Neuromorphic computing represents an advanced frontier in artificial intelligence and computing, seeking to dramatically enhance computational capabilities and efficiency by emulating the structure and function of the human brain. This ambitious approach diverges significantly from traditional computing paradigms, which are largely based on the von Neumann architecture, characterized by separate units for processing and memory, and operations that are distinctly sequential. In contrast, neuromorphic computing systems aim to replicate the brain’s massively parallel computational approach, its ability to learn and adapt, and its remarkable energy efficiency.

Key Principles of Neuromorphic Computing

  1. Parallel Processing: The human brain is capable of handling many tasks simultaneously, thanks to its network of approximately 86 billion neurons interconnected by synapses. Neuromorphic systems strive to mimic this architecture through the use of vast arrays of artificial neurons and synapses, enabling parallel processing of information.
  2. Energy Efficiency: One of the most remarkable aspects of the human brain is its energy efficiency, consuming roughly the same amount of power as a light bulb. Neuromorphic computing seeks to achieve similar levels of efficiency by reducing the energy required for computation, particularly through event-based processing where computations are performed only in response to changes in input, akin to how neurons fire.
  3. Adaptive Learning: The brain’s ability to learn and adapt from experience is central to its functionality. Neuromorphic systems incorporate learning algorithms that enable them to learn from data in a way that resembles neural plasticity, adjusting the connections between artificial neurons based on the patterns and stimuli they are exposed to.
  4. Fault Tolerance: Just as the brain can adapt to damage by reorganizing itself and forming new connections, neuromorphic computing aims to build systems that are resilient to failures and can reconfigure themselves to maintain functionality.

Applications and Implications

Neuromorphic computing holds promise for a wide range of applications, from more intelligent and efficient robots and autonomous vehicles to advanced neural networks for data analysis and decision-making. Its potential for low-power operation also makes it particularly appealing for edge computing applications, where processing is done on or near the data collection point, such as in sensors and mobile devices.

Moreover, the approach could lead to breakthroughs in understanding the human brain itself, offering new models to simulate and study brain functions and disorders. This dual path of technological advancement and scientific discovery underscores the transformative potential of neuromorphic computing.

Challenges and Future Directions

Despite its promise, neuromorphic computing is still in the early stages of development, facing significant challenges. These include creating materials and devices that accurately replicate the properties of neurons and synapses, developing algorithms and software that can effectively utilize these complex networks, and scaling up these systems to achieve the vast network sizes found in the human brain.

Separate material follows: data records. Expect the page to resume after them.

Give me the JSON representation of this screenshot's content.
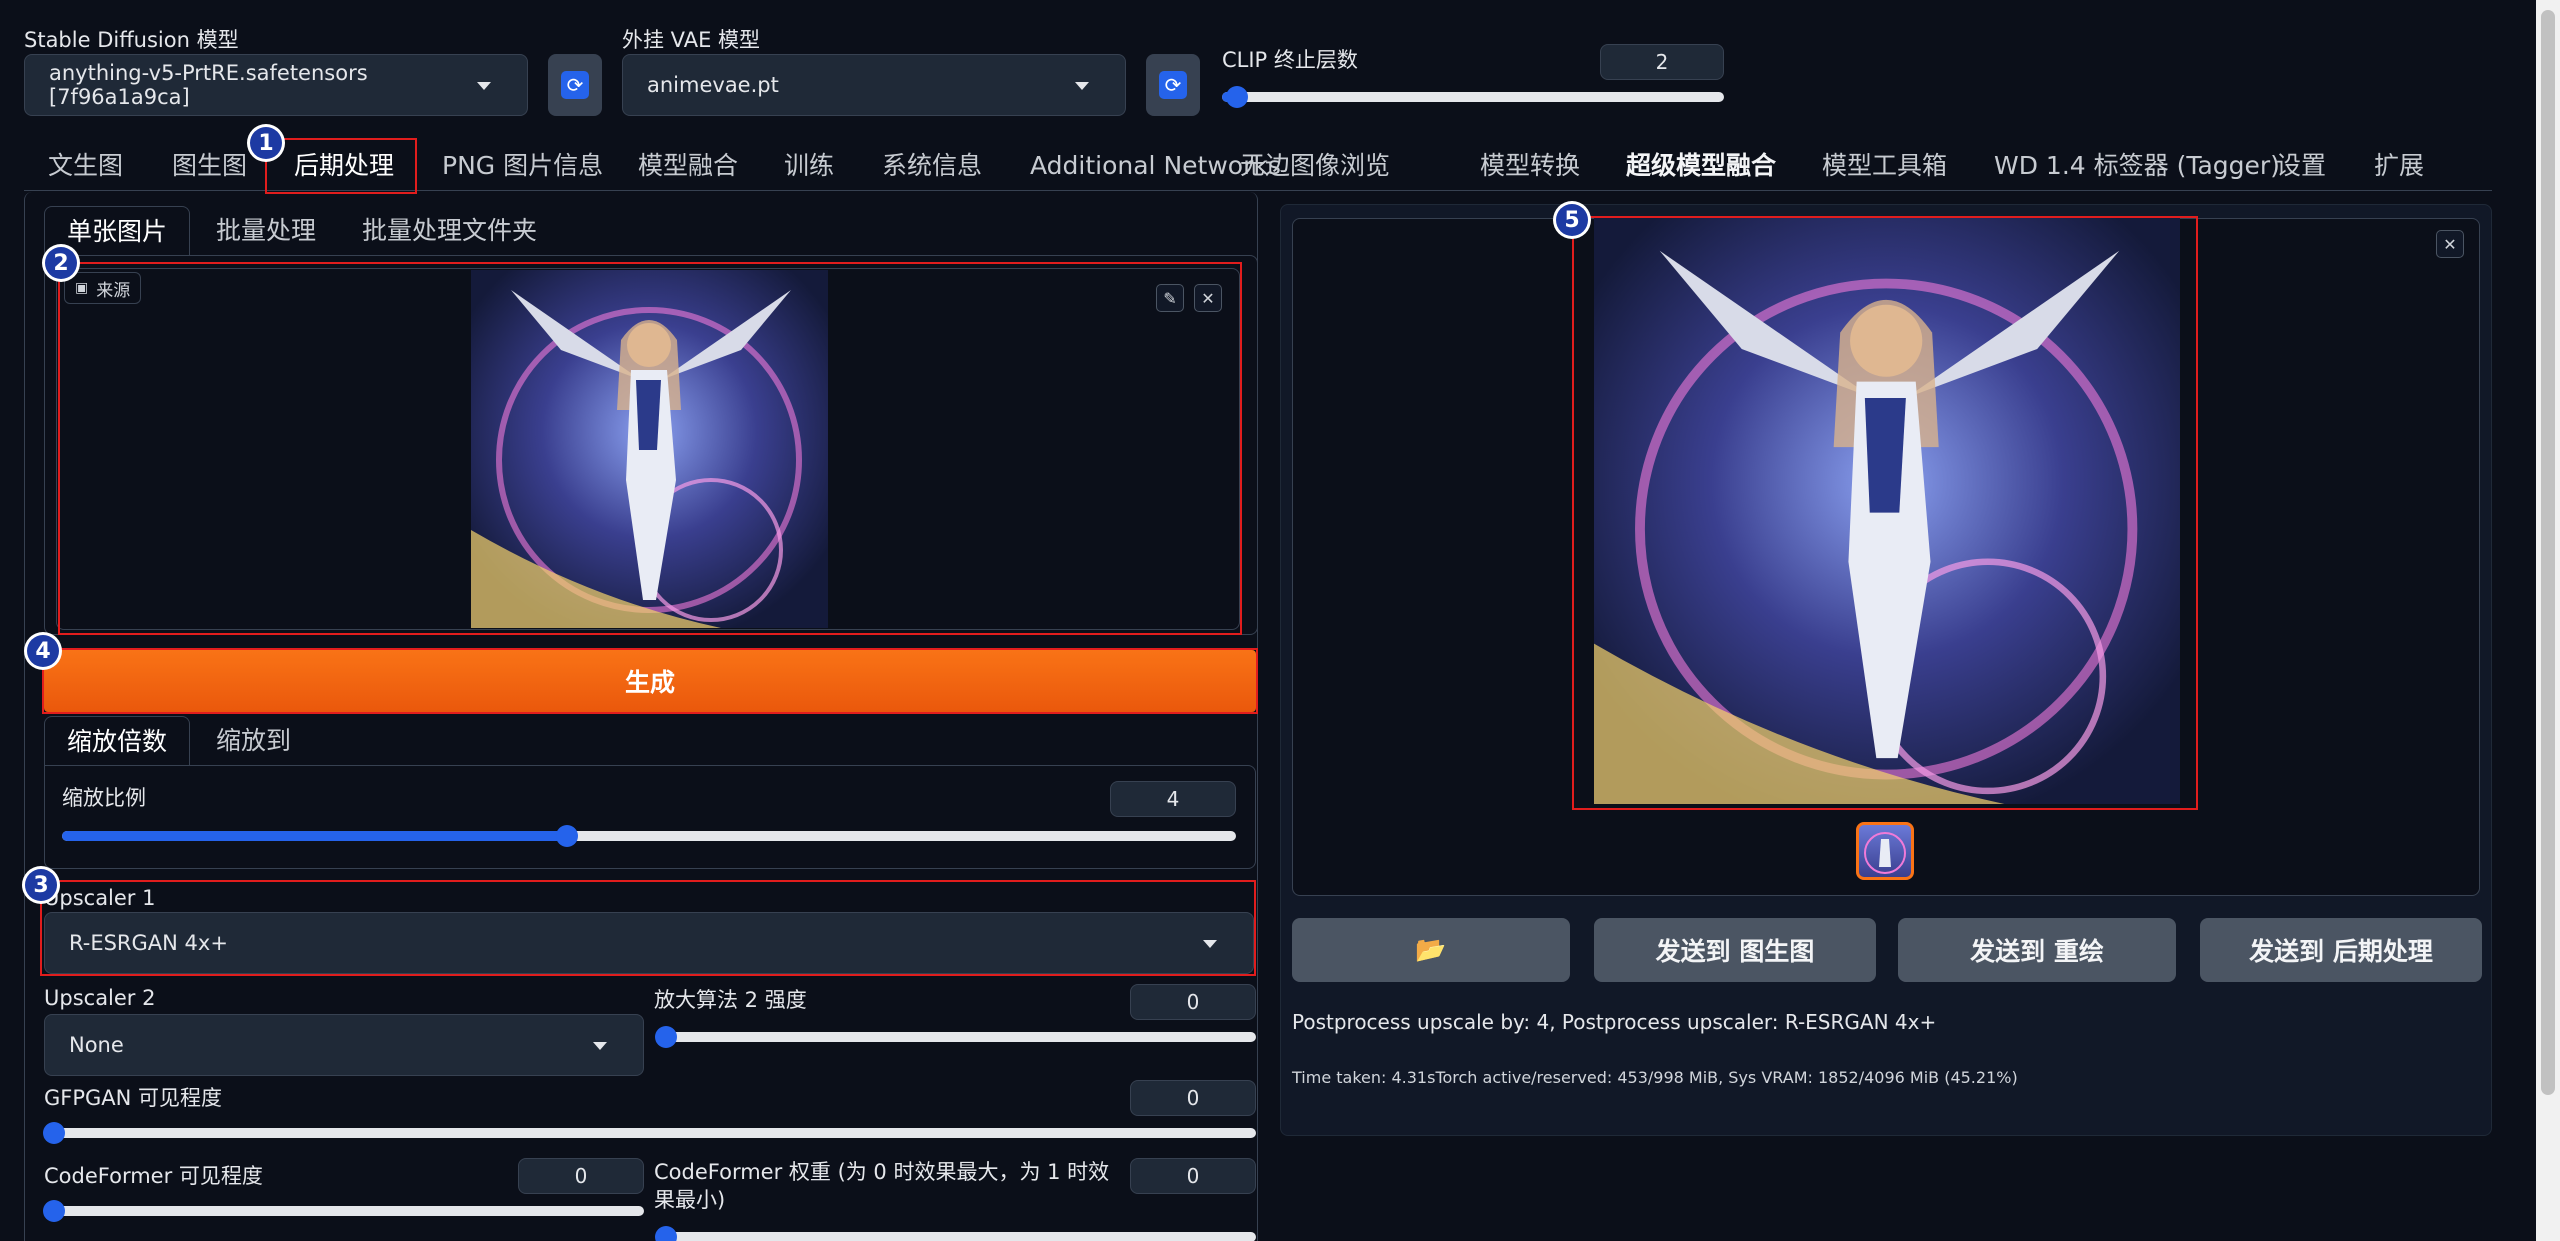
{
  "top": {
    "sd_model_label": "Stable Diffusion 模型",
    "sd_model_value": "anything-v5-PrtRE.safetensors [7f96a1a9ca]",
    "vae_label": "外挂 VAE 模型",
    "vae_value": "animevae.pt",
    "clip_label": "CLIP 终止层数",
    "clip_value": "2",
    "clip_slider_fraction": 0.03
  },
  "tabs": [
    {
      "label": "文生图"
    },
    {
      "label": "图生图"
    },
    {
      "label": "后期处理"
    },
    {
      "label": "PNG 图片信息"
    },
    {
      "label": "模型融合"
    },
    {
      "label": "训练"
    },
    {
      "label": "系统信息"
    },
    {
      "label": "Additional Networks"
    },
    {
      "label": "无边图像浏览"
    },
    {
      "label": "模型转换"
    },
    {
      "label": "超级模型融合"
    },
    {
      "label": "模型工具箱"
    },
    {
      "label": "WD 1.4 标签器 (Tagger)"
    },
    {
      "label": "设置"
    },
    {
      "label": "扩展"
    }
  ],
  "left": {
    "subtabs": [
      "单张图片",
      "批量处理",
      "批量处理文件夹"
    ],
    "source_label": "来源",
    "generate_label": "生成",
    "scale_tabs": [
      "缩放倍数",
      "缩放到"
    ],
    "scale_label": "缩放比例",
    "scale_value": "4",
    "scale_slider_fraction": 0.43,
    "upscaler1_label": "Upscaler 1",
    "upscaler1_value": "R-ESRGAN 4x+",
    "upscaler2_label": "Upscaler 2",
    "upscaler2_value": "None",
    "upscaler2_strength_label": "放大算法 2 强度",
    "upscaler2_strength_value": "0",
    "gfpgan_label": "GFPGAN 可见程度",
    "gfpgan_value": "0",
    "codeformer_vis_label": "CodeFormer 可见程度",
    "codeformer_vis_value": "0",
    "codeformer_weight_label": "CodeFormer 权重 (为 0 时效果最大，为 1 时效果最小)",
    "codeformer_weight_value": "0"
  },
  "right": {
    "folder_icon": "📂",
    "send_img2img": "发送到 图生图",
    "send_inpaint": "发送到 重绘",
    "send_extras": "发送到 后期处理",
    "info_line": "Postprocess upscale by: 4, Postprocess upscaler: R-ESRGAN 4x+",
    "time_line": "Time taken: 4.31sTorch active/reserved: 453/998 MiB, Sys VRAM: 1852/4096 MiB (45.21%)"
  },
  "badges": [
    "1",
    "2",
    "3",
    "4",
    "5"
  ],
  "colors": {
    "background": "#0b0f19",
    "accent": "#2563eb",
    "generate": "#f97316",
    "highlight": "#e11d1d"
  }
}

As research and development in the field continue, the next few years are likely to see significant advancements in neuromorphic computing technologies. These advancements could redefine what is possible in computing, leading to a new era of AI that is closer than ever to the way our own brains work.

You May Also Like

More From Author

+ There are no comments

Add yours